“As a father has compassion for his children, so the Lord has compassion for those who fear him. For he knows how we were made; he remembers that we are dust” (Psalm 103:13,14).

Remember that you fashioned me like clay; and will you turn me to dust again?” (Job 10:9)

It must be hard to be God. So much to remember. Covenants old and new. Assorted promises. Iniquities (or remembering to forget them). Individuals like Nehemiah who every time you turn around was asking God to remember him for this or that. Or the thief on the cross, who wanted our Lord to remember him when Jesus came into the kingdom.


How does God stay so organized? His prayer-mail (p-mail for short) inbox is always full, as Jim Carrey found out during his brief stint as God in Bruce Almighty. Of course, he has legions of angels who do his bidding, so like any good leader God delegates tasks. Maybe there’s an AS2 ( if you recall It’s a Wonderful Life) in charge of remembering the names of stars (cf. Psalm 147:4). Or little Timmy’s guardian spirit whispers the boy’s name in God’s ear when the child prays for Mommy and Daddy and a new puppy and please don’t let them serve pizza and green beans together at school. How about the seraph in charge of a nation who can recite from memory the details of its history or the reference librarian in the heavenly archives who can put a finger on just the right record at a moment’s notice?


But even angels aren’t perfect, so sometimes God must get frustrated with the process and do things for himself, “with a mighty hand and an outstretched arm” (Deuteronomy 5:15). And some items he neither needs nor wants help with: memories so precious that he easily recalls them, promises he will never forget, creatures who never escape his notice.


Like the tiny sparrow he keeps his eye on. Or the flowers of the field, which he clothes with such beauty, though they are here today, gone tomorrow.
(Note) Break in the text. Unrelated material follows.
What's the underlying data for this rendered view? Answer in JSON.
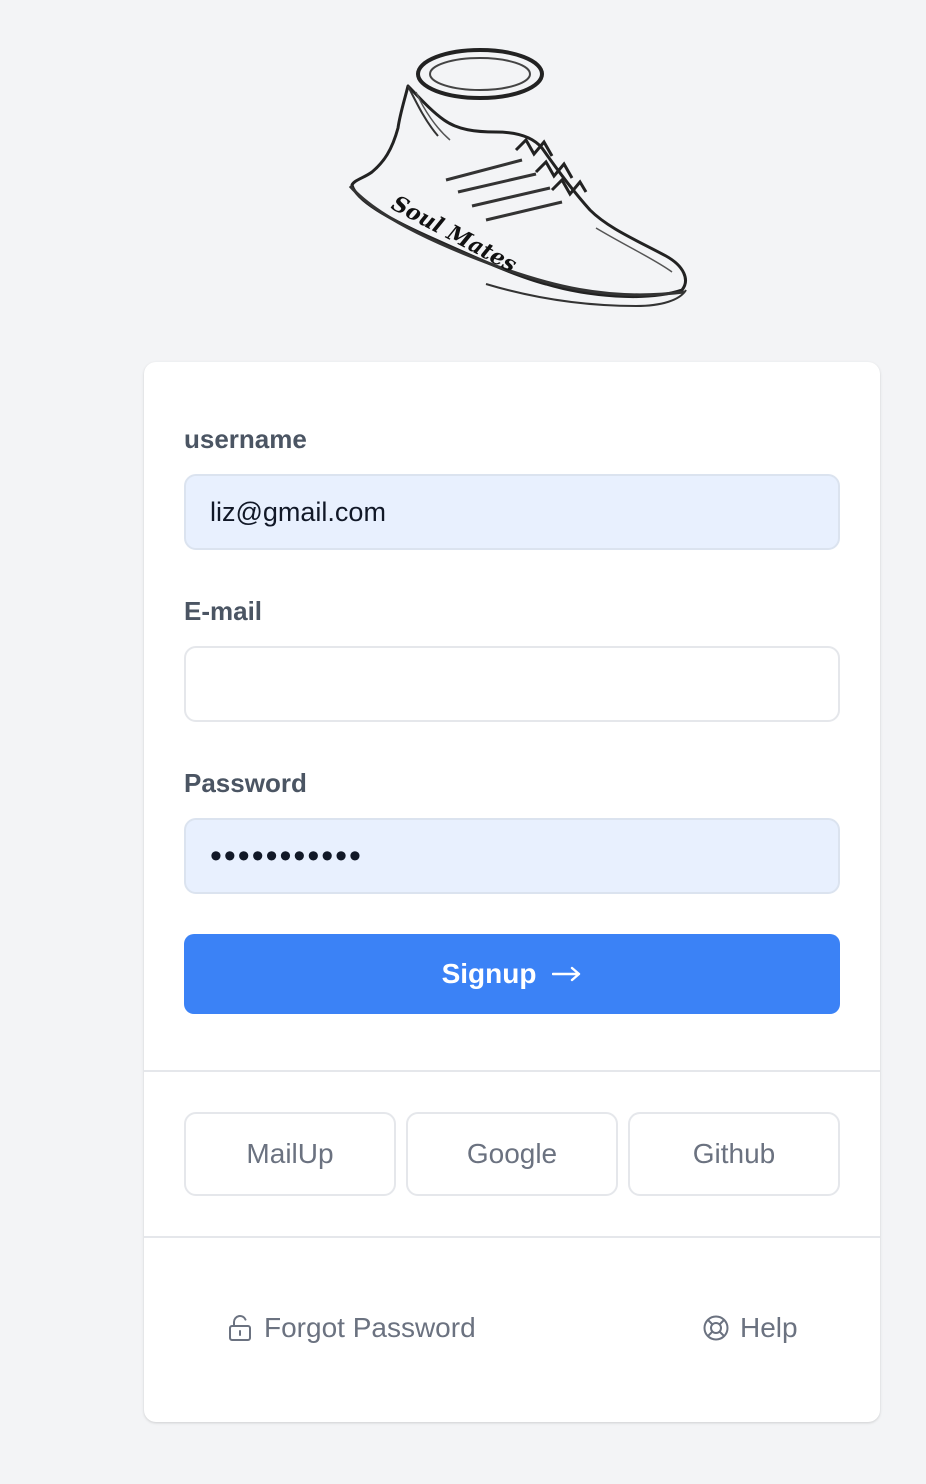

Or you and me, human beings, made from dust and returning to it, fragile and transitory.


Predators, animal and human, see weakness and pounce on it to feed their bellies or their egos. Not God. He knows how we are made, and amazingly, the fact of our vulnerability is the very source of his goodness toward us. God does not take advantage of our vulnerability to destroy us. Instead, he is moved to compassion and forgiveness. He even chooses to put his treasure in jars of clay inscribed with your name and mine. “These fragile bodies of touch and taste,” as the song puts it, are his instruments to do great things! We are sacraments of God, concrete expressions of his grace.


“Remember, you are dust.” We hear those words spoken annually on Ash Wednesday. But even should we forget, God remembers, and because he does, he comes to our aid: to help, to heal, to forgive. Even with all the universe he has to oversee, all the details he must remember to keep everything going, we are never far from the front of his consciousness, never out of sight, out of mind.


God remembers.


© 2009 Tom Cheatham


Song lyrics from “Lovers in a Dangerous Time” by Bruce Cockburn